Following any act of terrorism by a single individual, whether it involves bombings, shootings, or other form of violence, there are always questions that are asked afterward. These questions include whether the offender was acting alone or belonged to a larger group, whether mental illness was involved, or what could have driven someone to do such a terrible thing. Since many offenders are either killed by police or commit suicide to avoid capture, these questions often go unanswered.
While mental health professionals have argued for the existence of a "terrorist personality" or that people who belonged to larger terrorist organizations were either brainwashed or psychopaths, research looking at captured members of known terrorist groups has not shown this to be the case. Terrorist organizations typically recruit people who are intelligent and psychologically healthy since they can carry out tasks required of them and work in secret.
Though rare for people belonging to terrorist organizations, terrorists acting alone do appear to be more likely to suffer from mental illness. In one recent study comparing lone right-wing offenders to right-wing offenders belonging to larger organizations, the rate of mental illness was significantly higher among the lone offenders (40 percent vs 7.6 percent). Even for lone offenders who had not been formally diagnosed with mental illness, many still had a history of having been seen by mental health services prior to their offending.
Those lone offenders with a history of mental illness, the question of what sort of life issues may have triggered the violence is something researchers are only starting to investigate. In an intriguing new study published in the journal, Law and Human Behavior, two researchers at University College London examined data on 119 lone-acting terrorists who had been either convicted or killed while committing offenses in the United States and Europe since 1990. As a comparison, a sample of 119 group-terrorist offenders who had been part of a larger organization were also included in the study. The researchers, Paul Gill and Emily Corner of the University College's Department of Security and Crime Science, built up extensive profiles on each of the offenders, whether lone-acting or not, based on news stories, scholarly articles, and public records This included information on whether the offenders had ever been diagnosed with mental illness and the diagnosis they had been given.

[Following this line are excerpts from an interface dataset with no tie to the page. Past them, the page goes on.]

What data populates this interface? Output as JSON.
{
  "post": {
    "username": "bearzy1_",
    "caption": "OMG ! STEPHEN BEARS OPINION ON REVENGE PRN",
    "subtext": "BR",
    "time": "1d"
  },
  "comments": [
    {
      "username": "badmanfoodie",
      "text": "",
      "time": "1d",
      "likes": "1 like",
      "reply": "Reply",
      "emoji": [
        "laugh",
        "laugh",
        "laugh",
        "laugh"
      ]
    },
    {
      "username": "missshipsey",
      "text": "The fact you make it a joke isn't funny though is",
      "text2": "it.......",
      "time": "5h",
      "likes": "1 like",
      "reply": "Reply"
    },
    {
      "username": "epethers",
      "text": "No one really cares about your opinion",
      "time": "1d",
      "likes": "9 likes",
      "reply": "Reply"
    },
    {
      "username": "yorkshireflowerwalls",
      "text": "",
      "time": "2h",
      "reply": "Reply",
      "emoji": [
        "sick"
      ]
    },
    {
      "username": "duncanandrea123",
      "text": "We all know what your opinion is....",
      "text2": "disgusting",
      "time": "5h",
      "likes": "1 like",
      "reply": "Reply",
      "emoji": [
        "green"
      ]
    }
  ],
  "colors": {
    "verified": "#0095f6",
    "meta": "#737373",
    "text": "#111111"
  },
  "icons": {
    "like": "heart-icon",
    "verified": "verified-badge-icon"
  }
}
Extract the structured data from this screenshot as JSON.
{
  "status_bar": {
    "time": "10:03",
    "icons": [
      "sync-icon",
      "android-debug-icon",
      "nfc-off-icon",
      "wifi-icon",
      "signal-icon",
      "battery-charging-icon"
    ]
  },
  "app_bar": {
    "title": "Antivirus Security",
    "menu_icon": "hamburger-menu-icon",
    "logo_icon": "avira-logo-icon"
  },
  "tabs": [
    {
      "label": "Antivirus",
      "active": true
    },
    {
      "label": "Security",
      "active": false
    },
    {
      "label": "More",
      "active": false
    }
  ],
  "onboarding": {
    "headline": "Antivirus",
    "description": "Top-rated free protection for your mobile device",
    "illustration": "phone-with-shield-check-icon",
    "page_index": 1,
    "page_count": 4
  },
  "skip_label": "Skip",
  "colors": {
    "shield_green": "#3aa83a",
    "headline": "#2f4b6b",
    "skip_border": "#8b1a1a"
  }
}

As expected, lone-acting offenders were far more likely to have a history of mental illness than offenders who had been part of a group. Lone-actors with mental illness were also more likely to have a spouse or partner who was part of a larger movement (making them more vulnerable to outside influences) and to have parents who were divorced. Though offenders acting alone are often characterized as being "loners" without any real sources of emotional support, that doesn't appear to be the case. They are more likely to be in the process of experiencing (or being about to experience) a major life change, to have been a target of prejudice within a few months of the offense, to have recent financial problems, and to be under acute stress. Mentally ill offenders were also more likely to stockpile weapons and to use deadly force during their offense (including being more likely to kill their victims). They are also more likely to focus on single-issue ideologies which make them more careful in choosing their targets. Though some lone offenders may have a previous history of minor offending, most have no previous history of violence. Despite the mental illness diagnosis however, lone-acting offenders appear capable of rational planning and to act normally to avoid suspicion until the offense happens.
Among the diagnoses linked to potential violence are schizophrenia and mood disorders (usually depression). Although most people with these disorders are not a violent risk (and are more likely to be victims than offenders), it is no coincidence that news stories about "lone gunmen" often mention their previous involvement with mental health services and/or being on medication to treat mental health problems. Gill and Corner also point out that cases of offenders acting alone can vary widely in terms of what may have driven them to violence.
The most important finding reported by Gill and Corner is that lone-acting offenders may provide "clues" in their behaviour that can alert police and security agencies to what they are planning. They also suggest that mental health professionals need to be more aware of potential warning signs in their patients that might prevent future tragedy. There are already agencies in many countries such as the Fixated Threat Assessment Centre (FTAC) in the United Kingdom that have been established to identify high-risk individuals suffering from the kind of obsession that might lead to violence. FTAC was formed to provide special protection for the British Royal Family, members of the U.K. government, and other public figures who might be targeted. Along with identifying potential threats, FTAC also provides psychiatric services to defuse the threat where possible. Their duties often include monitoring social media for "manifestos" being published or other suggestions that some sort of violent incident is about to happen.
Though police and security agencies are usually not able to act until an actual criminal offense occurs, research studies such as the one by Paul Gill and Emily Corner can help these agencies make more informed decisions about how to intervene before it is too late. Whether or not they are able to act in time can often spell the difference between life and death.
MORE ON HUFFPOST: